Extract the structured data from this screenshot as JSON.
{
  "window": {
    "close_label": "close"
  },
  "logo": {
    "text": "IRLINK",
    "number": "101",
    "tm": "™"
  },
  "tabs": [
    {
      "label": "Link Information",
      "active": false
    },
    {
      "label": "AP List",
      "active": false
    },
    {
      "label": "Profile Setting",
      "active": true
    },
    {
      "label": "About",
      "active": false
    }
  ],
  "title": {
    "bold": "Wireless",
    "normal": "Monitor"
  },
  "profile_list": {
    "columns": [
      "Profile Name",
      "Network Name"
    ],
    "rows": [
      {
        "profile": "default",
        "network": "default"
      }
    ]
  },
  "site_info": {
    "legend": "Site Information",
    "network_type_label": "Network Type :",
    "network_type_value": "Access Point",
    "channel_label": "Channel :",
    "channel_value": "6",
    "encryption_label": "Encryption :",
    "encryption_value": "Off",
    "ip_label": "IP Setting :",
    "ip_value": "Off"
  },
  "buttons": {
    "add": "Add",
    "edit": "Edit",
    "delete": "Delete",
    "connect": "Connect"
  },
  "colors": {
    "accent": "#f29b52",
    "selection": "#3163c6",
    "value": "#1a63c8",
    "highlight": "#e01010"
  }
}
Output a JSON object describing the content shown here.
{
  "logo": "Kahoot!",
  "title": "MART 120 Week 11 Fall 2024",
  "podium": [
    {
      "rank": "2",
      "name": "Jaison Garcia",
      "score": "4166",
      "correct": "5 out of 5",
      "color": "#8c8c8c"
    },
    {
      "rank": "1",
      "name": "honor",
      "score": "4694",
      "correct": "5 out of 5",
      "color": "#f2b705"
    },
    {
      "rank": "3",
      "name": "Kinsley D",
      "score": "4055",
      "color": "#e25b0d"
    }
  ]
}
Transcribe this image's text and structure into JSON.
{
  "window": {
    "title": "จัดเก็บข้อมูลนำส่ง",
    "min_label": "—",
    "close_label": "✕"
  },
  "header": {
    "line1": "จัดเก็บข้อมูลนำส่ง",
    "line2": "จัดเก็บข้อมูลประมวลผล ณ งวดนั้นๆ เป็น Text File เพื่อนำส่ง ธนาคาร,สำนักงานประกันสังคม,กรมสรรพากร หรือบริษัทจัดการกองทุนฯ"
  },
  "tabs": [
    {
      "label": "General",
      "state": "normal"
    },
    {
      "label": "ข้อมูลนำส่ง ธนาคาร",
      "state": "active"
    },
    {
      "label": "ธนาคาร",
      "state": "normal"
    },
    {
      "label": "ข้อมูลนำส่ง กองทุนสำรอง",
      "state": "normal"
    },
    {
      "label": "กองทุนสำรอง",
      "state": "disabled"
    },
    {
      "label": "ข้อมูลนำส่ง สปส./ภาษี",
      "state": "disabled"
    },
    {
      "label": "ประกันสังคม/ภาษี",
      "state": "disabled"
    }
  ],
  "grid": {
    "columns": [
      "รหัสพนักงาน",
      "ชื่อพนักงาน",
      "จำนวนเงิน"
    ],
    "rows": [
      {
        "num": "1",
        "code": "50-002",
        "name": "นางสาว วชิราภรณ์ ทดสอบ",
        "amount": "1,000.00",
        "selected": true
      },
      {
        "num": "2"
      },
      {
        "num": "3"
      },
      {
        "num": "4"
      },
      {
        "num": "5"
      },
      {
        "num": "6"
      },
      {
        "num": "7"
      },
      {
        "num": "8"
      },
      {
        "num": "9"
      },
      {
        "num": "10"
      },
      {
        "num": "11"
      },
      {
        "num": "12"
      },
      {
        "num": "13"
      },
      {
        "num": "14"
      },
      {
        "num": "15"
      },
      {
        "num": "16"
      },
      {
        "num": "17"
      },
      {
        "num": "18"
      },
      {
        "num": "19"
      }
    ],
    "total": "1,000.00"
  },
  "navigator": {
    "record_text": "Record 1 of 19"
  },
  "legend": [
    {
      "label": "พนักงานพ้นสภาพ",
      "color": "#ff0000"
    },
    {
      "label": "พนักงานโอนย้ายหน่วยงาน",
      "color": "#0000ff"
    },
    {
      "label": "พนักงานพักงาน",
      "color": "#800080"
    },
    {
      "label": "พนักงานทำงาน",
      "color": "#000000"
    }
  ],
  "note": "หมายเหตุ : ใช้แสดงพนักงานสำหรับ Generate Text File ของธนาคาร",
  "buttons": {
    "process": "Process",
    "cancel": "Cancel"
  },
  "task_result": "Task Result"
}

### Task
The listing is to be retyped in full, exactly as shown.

### Expected answer
Extract the structured data from this screenshot as JSON.
{
  "window": {
    "close_label": "close"
  },
  "logo": {
    "text": "IRLINK",
    "number": "101",
    "tm": "™"
  },
  "tabs": [
    {
      "label": "Link Information",
      "active": false
    },
    {
      "label": "AP List",
      "active": false
    },
    {
      "label": "Profile Setting",
      "active": true
    },
    {
      "label": "About",
      "active": false
    }
  ],
  "title": {
    "bold": "Wireless",
    "normal": "Monitor"
  },
  "profile_list": {
    "columns": [
      "Profile Name",
      "Network Name"
    ],
    "rows": [
      {
        "profile": "default",
        "network": "default"
      }
    ]
  },
  "site_info": {
    "legend": "Site Information",
    "network_type_label": "Network Type :",
    "network_type_value": "Access Point",
    "channel_label": "Channel :",
    "channel_value": "6",
    "encryption_label": "Encryption :",
    "encryption_value": "Off",
    "ip_label": "IP Setting :",
    "ip_value": "Off"
  },
  "buttons": {
    "add": "Add",
    "edit": "Edit",
    "delete": "Delete",
    "connect": "Connect"
  },
  "colors": {
    "accent": "#f29b52",
    "selection": "#3163c6",
    "value": "#1a63c8",
    "highlight": "#e01010"
  }
}
Output a JSON object describing the content shown here.
{
  "logo": "Kahoot!",
  "title": "MART 120 Week 11 Fall 2024",
  "podium": [
    {
      "rank": "2",
      "name": "Jaison Garcia",
      "score": "4166",
      "correct": "5 out of 5",
      "color": "#8c8c8c"
    },
    {
      "rank": "1",
      "name": "honor",
      "score": "4694",
      "correct": "5 out of 5",
      "color": "#f2b705"
    },
    {
      "rank": "3",
      "name": "Kinsley D",
      "score": "4055",
      "color": "#e25b0d"
    }
  ]
}
Transcribe this image's text and structure into JSON.
{
  "window": {
    "title": "จัดเก็บข้อมูลนำส่ง",
    "min_label": "—",
    "close_label": "✕"
  },
  "header": {
    "line1": "จัดเก็บข้อมูลนำส่ง",
    "line2": "จัดเก็บข้อมูลประมวลผล ณ งวดนั้นๆ เป็น Text File เพื่อนำส่ง ธนาคาร,สำนักงานประกันสังคม,กรมสรรพากร หรือบริษัทจัดการกองทุนฯ"
  },
  "tabs": [
    {
      "label": "General",
      "state": "normal"
    },
    {
      "label": "ข้อมูลนำส่ง ธนาคาร",
      "state": "active"
    },
    {
      "label": "ธนาคาร",
      "state": "normal"
    },
    {
      "label": "ข้อมูลนำส่ง กองทุนสำรอง",
      "state": "normal"
    },
    {
      "label": "กองทุนสำรอง",
      "state": "disabled"
    },
    {
      "label": "ข้อมูลนำส่ง สปส./ภาษี",
      "state": "disabled"
    },
    {
      "label": "ประกันสังคม/ภาษี",
      "state": "disabled"
    }
  ],
  "grid": {
    "columns": [
      "รหัสพนักงาน",
      "ชื่อพนักงาน",
      "จำนวนเงิน"
    ],
    "rows": [
      {
        "num": "1",
        "code": "50-002",
        "name": "นางสาว วชิราภรณ์ ทดสอบ",
        "amount": "1,000.00",
        "selected": true
      },
      {
        "num": "2"
      },
      {
        "num": "3"
      },
      {
        "num": "4"
      },
      {
        "num": "5"
      },
      {
        "num": "6"
      },
      {
        "num": "7"
      },
      {
        "num": "8"
      },
      {
        "num": "9"
      },
      {
        "num": "10"
      },
      {
        "num": "11"
      },
      {
        "num": "12"
      },
      {
        "num": "13"
      },
      {
        "num": "14"
      },
      {
        "num": "15"
      },
      {
        "num": "16"
      },
      {
        "num": "17"
      },
      {
        "num": "18"
      },
      {
        "num": "19"
      }
    ],
    "total": "1,000.00"
  },
  "navigator": {
    "record_text": "Record 1 of 19"
  },
  "legend": [
    {
      "label": "พนักงานพ้นสภาพ",
      "color": "#ff0000"
    },
    {
      "label": "พนักงานโอนย้ายหน่วยงาน",
      "color": "#0000ff"
    },
    {
      "label": "พนักงานพักงาน",
      "color": "#800080"
    },
    {
      "label": "พนักงานทำงาน",
      "color": "#000000"
    }
  ],
  "note": "หมายเหตุ : ใช้แสดงพนักงานสำหรับ Generate Text File ของธนาคาร",
  "buttons": {
    "process": "Process",
    "cancel": "Cancel"
  },
  "task_result": "Task Result"
}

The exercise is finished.